* Clinique will unveil a new ad campaign headlined "What Price Great Skin?" The ad says Clinique's three-product skin care system can be had for $29.50.
* Yves Saint Laurent Parfums added Opium Secret de Parfum at $59.50 to its Opium line, which previously had a $77 opening price point.
These may not be measures to thrill the hard-core bargain hunter, but a sure sign that the industry is anxious to hold on to its loyal customers and attract new fans at a time when discount outlets are mushrooming and popular drugstore brands are refining their packaging and advertising.
Ironically, spending more at the department store specialty counter could result in long-term savings. Who doesn't have a box full of mismatched and glaringly wrong colors tucked away in the vanity? All bought on impulse at the supermarket, never to be used again. Cosmetics representatives are trained in color selection and skin analysis. They know tricks of the trade, so advice from a smart saleswoman has more value than hints from a well-intentioned friend.

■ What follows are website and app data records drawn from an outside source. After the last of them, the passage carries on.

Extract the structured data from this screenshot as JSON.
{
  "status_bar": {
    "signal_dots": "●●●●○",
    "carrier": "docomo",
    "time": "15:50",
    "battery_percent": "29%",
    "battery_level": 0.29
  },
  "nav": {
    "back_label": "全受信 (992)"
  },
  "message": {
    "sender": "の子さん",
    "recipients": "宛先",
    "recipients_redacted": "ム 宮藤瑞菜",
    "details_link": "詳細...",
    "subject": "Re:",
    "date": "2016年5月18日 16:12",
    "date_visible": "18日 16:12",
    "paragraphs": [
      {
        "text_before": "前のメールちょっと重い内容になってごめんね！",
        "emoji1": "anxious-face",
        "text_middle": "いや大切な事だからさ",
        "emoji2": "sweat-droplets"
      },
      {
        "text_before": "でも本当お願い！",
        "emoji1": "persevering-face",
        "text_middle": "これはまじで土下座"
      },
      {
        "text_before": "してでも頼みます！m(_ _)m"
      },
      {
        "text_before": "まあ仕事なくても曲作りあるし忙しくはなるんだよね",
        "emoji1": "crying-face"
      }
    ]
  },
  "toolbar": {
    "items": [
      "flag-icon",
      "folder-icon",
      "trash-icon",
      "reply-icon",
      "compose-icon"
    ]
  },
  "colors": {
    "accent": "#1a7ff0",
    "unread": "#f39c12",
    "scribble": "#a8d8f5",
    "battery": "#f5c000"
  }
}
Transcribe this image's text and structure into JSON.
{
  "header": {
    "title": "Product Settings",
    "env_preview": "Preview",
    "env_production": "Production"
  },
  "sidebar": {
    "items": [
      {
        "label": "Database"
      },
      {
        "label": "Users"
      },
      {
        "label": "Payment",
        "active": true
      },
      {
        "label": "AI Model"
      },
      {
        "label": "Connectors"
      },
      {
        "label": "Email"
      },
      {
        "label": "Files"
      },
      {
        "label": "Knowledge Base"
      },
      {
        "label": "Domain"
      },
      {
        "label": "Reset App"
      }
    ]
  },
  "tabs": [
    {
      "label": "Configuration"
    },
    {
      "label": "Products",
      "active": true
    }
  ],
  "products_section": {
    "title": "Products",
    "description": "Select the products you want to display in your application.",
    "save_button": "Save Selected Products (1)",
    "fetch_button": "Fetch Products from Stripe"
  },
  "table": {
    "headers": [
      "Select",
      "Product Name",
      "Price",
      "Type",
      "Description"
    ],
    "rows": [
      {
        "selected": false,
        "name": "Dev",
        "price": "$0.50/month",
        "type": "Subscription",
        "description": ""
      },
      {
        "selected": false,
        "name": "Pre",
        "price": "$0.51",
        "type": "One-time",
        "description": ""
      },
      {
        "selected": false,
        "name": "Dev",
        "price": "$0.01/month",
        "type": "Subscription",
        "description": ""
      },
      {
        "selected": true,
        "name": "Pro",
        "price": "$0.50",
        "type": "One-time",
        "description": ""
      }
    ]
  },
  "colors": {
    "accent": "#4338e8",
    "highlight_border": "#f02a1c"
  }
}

The sharp ones will keep customer names on file and give advance notice of special events and sales. Return visits mean little samples tucked in with the purchase.
And special demonstrations and make-overs by top makeup artists are a chance to learn how to update a look. Most require an appointment in advance, but there's no obligation to buy the whole face. Yet the extra fuss and pampering can mean time and money well spent.